    If you can’t eliminate all of your stressors, you can healthily handle them. Make an effort to change your expectations. For example, plan the day and have your objectives in mind. Start saying no and don’t take on too much. Recognize that while certain circumstances are out of your control, you can manage how you respond to them. Concentrate on challenges under your power and devise strategies for dealing with them. For example, speak to your manager if you’re experiencing a problem at the workplace. 

    Pay Attention To Blood Pressure At Home And Schedule Regular Visits With Your Doctor

    Home monitoring may help you keep track of your blood pressure, make sure your lifestyle changes are working, and warn you and the doctor of any potential health problems. Blood pressure monitoring devices are easy to find and do not require a prescription. However, if you’d like to have your blood pressure under control, you must see a doctor daily. Check with your doctor about how often you should have the blood pressure tested if it is under control. It’s up to your doctor whether you should check it regularly or less frequently. If you’re altering medications or treatments, your doctor may recommend that you check the blood pressure two weeks after starting the new regimen.
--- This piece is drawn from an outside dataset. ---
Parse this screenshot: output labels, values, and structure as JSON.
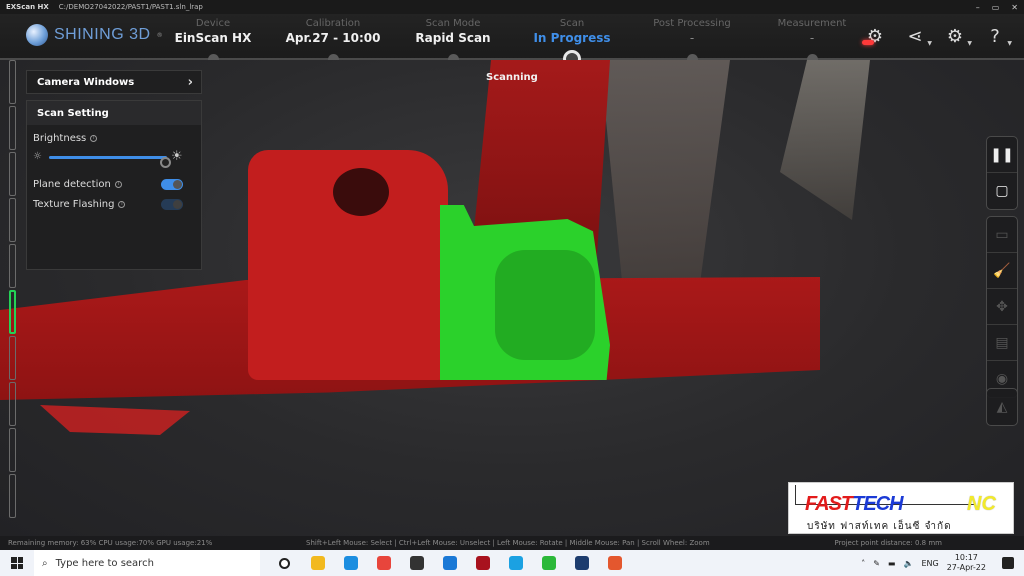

    Hypertension or high blood pressure is a condition that makes the heart work slower and increases the chances of cardiac arrest. Get your blood pressure checked regularly, keep a check with your doctor now and then, and last but not least, maintain your diet, weight, and stress level. Incorporate the above tips into your lifestyle to manage your blood pressure.